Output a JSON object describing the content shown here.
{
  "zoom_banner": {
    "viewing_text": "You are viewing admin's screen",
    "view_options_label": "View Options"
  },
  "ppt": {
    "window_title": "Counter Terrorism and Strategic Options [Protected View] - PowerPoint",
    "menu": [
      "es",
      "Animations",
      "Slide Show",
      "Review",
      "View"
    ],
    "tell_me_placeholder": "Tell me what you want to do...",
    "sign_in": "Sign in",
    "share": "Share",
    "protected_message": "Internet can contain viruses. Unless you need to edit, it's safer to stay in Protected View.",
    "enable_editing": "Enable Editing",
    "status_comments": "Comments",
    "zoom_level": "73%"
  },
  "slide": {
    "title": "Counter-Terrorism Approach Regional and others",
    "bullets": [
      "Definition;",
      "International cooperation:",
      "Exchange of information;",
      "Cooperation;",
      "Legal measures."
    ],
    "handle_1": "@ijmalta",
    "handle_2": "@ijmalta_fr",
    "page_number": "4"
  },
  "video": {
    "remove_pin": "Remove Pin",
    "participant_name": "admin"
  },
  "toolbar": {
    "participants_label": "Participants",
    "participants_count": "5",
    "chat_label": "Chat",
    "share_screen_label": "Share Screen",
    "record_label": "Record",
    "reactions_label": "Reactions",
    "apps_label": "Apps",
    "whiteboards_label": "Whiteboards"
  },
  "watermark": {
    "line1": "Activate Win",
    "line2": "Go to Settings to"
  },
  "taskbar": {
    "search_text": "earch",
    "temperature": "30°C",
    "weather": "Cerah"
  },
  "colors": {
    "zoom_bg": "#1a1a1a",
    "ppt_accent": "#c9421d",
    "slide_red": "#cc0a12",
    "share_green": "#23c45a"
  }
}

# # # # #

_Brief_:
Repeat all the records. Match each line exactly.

_Solution_:
Output a JSON object describing the content shown here.
{
  "zoom_banner": {
    "viewing_text": "You are viewing admin's screen",
    "view_options_label": "View Options"
  },
  "ppt": {
    "window_title": "Counter Terrorism and Strategic Options [Protected View] - PowerPoint",
    "menu": [
      "es",
      "Animations",
      "Slide Show",
      "Review",
      "View"
    ],
    "tell_me_placeholder": "Tell me what you want to do...",
    "sign_in": "Sign in",
    "share": "Share",
    "protected_message": "Internet can contain viruses. Unless you need to edit, it's safer to stay in Protected View.",
    "enable_editing": "Enable Editing",
    "status_comments": "Comments",
    "zoom_level": "73%"
  },
  "slide": {
    "title": "Counter-Terrorism Approach Regional and others",
    "bullets": [
      "Definition;",
      "International cooperation:",
      "Exchange of information;",
      "Cooperation;",
      "Legal measures."
    ],
    "handle_1": "@ijmalta",
    "handle_2": "@ijmalta_fr",
    "page_number": "4"
  },
  "video": {
    "remove_pin": "Remove Pin",
    "participant_name": "admin"
  },
  "toolbar": {
    "participants_label": "Participants",
    "participants_count": "5",
    "chat_label": "Chat",
    "share_screen_label": "Share Screen",
    "record_label": "Record",
    "reactions_label": "Reactions",
    "apps_label": "Apps",
    "whiteboards_label": "Whiteboards"
  },
  "watermark": {
    "line1": "Activate Win",
    "line2": "Go to Settings to"
  },
  "taskbar": {
    "search_text": "earch",
    "temperature": "30°C",
    "weather": "Cerah"
  },
  "colors": {
    "zoom_bg": "#1a1a1a",
    "ppt_accent": "#c9421d",
    "slide_red": "#cc0a12",
    "share_green": "#23c45a"
  }
}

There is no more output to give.